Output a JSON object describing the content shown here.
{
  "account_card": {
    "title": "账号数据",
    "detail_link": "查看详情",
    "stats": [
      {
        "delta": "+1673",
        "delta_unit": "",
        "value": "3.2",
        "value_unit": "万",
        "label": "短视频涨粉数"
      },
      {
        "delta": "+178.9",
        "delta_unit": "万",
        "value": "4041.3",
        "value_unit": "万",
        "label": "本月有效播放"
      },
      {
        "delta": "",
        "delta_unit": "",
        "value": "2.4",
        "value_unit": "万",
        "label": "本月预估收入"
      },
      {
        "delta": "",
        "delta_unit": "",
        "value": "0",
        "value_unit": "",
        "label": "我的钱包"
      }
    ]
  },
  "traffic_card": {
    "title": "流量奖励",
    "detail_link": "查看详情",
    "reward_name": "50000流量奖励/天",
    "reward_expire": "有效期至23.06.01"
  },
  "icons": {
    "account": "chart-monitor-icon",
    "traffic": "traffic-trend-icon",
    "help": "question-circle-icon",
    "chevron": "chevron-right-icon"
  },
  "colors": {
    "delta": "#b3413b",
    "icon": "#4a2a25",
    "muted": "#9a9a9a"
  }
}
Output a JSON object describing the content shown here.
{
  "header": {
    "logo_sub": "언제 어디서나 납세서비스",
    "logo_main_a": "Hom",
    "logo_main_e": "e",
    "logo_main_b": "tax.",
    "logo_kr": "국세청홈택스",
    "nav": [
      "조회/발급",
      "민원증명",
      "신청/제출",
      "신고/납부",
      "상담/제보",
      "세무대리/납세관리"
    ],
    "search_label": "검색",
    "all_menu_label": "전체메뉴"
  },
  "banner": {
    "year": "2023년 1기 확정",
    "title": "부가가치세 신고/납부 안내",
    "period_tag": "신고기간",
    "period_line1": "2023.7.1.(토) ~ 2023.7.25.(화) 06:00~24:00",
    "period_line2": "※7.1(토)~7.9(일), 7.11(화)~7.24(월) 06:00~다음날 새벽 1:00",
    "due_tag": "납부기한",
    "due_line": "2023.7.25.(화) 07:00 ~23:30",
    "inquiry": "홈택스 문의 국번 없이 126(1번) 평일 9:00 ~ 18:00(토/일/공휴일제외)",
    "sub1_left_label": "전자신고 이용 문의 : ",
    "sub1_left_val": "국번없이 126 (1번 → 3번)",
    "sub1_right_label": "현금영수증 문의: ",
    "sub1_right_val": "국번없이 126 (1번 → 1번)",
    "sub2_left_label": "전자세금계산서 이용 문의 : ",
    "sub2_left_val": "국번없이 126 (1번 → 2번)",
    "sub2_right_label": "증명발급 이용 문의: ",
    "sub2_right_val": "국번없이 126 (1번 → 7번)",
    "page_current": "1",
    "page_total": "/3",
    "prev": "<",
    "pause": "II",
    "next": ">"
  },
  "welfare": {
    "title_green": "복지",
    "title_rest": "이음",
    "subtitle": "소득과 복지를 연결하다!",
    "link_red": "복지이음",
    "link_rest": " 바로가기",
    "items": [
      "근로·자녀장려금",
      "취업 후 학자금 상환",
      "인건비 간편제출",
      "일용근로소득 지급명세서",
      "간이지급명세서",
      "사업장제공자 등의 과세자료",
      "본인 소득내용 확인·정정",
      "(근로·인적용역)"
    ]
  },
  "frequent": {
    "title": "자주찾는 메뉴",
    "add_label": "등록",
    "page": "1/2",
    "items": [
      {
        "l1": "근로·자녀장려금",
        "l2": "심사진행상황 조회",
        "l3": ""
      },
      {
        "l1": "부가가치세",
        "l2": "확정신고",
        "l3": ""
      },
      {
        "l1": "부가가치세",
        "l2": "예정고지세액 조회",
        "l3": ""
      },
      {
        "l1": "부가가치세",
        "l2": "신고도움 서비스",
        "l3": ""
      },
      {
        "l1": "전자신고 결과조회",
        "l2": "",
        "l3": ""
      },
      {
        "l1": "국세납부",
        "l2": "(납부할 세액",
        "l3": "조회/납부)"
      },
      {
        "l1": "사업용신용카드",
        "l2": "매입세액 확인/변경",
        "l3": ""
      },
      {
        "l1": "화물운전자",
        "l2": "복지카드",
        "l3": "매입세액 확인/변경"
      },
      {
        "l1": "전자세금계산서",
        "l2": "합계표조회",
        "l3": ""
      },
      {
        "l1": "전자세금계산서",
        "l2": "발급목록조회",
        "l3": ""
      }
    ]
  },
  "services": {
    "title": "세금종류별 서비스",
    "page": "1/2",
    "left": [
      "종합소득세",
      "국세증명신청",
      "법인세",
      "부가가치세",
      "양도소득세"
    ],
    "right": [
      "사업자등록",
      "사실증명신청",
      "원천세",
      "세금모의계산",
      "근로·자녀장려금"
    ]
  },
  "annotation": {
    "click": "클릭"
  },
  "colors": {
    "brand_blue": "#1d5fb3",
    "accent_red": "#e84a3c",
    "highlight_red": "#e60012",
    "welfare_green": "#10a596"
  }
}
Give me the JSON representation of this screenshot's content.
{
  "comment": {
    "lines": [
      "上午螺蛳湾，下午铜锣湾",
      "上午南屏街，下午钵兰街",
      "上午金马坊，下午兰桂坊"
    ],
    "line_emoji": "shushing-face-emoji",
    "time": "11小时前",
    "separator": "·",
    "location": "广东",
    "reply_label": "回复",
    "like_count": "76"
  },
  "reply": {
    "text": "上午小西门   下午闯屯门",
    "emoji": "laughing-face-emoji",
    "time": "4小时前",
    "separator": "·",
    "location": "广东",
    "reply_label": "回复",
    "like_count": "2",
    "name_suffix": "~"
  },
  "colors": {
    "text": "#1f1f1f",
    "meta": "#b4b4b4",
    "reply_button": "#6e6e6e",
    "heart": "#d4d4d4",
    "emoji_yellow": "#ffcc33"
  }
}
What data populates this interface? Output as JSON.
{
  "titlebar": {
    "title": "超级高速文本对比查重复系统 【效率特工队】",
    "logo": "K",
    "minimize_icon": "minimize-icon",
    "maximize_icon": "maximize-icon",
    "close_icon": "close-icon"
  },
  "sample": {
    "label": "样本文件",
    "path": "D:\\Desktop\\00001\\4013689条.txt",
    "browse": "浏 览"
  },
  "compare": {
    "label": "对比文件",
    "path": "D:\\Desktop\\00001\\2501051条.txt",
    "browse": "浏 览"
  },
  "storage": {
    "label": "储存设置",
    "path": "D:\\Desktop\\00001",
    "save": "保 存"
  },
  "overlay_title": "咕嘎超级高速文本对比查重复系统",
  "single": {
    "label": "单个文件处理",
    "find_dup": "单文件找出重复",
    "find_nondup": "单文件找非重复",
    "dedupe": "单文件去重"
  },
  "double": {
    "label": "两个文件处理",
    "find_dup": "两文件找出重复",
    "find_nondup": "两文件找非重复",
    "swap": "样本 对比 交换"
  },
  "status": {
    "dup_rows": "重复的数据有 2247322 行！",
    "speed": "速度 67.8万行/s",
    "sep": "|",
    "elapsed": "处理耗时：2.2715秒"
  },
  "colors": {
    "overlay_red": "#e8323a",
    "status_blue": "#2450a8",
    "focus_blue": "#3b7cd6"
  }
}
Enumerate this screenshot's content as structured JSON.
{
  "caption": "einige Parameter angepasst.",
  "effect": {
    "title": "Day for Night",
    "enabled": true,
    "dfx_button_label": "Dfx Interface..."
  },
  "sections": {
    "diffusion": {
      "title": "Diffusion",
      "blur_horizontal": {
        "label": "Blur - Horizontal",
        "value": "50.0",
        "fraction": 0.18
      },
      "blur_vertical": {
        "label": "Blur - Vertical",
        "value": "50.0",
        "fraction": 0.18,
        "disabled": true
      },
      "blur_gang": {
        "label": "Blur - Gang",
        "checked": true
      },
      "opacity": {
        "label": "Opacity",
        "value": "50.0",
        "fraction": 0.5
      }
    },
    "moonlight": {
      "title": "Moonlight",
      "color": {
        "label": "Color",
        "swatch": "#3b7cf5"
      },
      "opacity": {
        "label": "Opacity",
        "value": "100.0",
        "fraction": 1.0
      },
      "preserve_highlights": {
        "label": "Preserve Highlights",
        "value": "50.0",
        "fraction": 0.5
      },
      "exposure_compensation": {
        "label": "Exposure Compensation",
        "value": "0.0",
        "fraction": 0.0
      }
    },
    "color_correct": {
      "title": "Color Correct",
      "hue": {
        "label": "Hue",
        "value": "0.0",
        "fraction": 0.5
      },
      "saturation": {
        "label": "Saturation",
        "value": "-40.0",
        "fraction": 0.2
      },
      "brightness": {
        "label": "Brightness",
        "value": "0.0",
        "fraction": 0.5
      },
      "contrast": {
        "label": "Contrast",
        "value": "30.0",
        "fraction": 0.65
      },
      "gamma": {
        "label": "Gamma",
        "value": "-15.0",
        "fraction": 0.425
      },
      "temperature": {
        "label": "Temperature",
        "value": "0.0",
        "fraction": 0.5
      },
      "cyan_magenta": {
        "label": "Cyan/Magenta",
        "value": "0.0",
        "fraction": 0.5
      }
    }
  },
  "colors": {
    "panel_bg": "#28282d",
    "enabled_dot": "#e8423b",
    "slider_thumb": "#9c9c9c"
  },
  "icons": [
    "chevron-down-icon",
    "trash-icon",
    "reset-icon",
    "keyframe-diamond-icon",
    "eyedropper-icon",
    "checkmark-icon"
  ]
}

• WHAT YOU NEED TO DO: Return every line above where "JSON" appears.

• WRITTEN REPLY:
Output a JSON object describing the content shown here.
Output a JSON object describing the content shown here.
Give me the JSON representation of this screenshot's content.
What data populates this interface? Output as JSON.
Enumerate this screenshot's content as structured JSON.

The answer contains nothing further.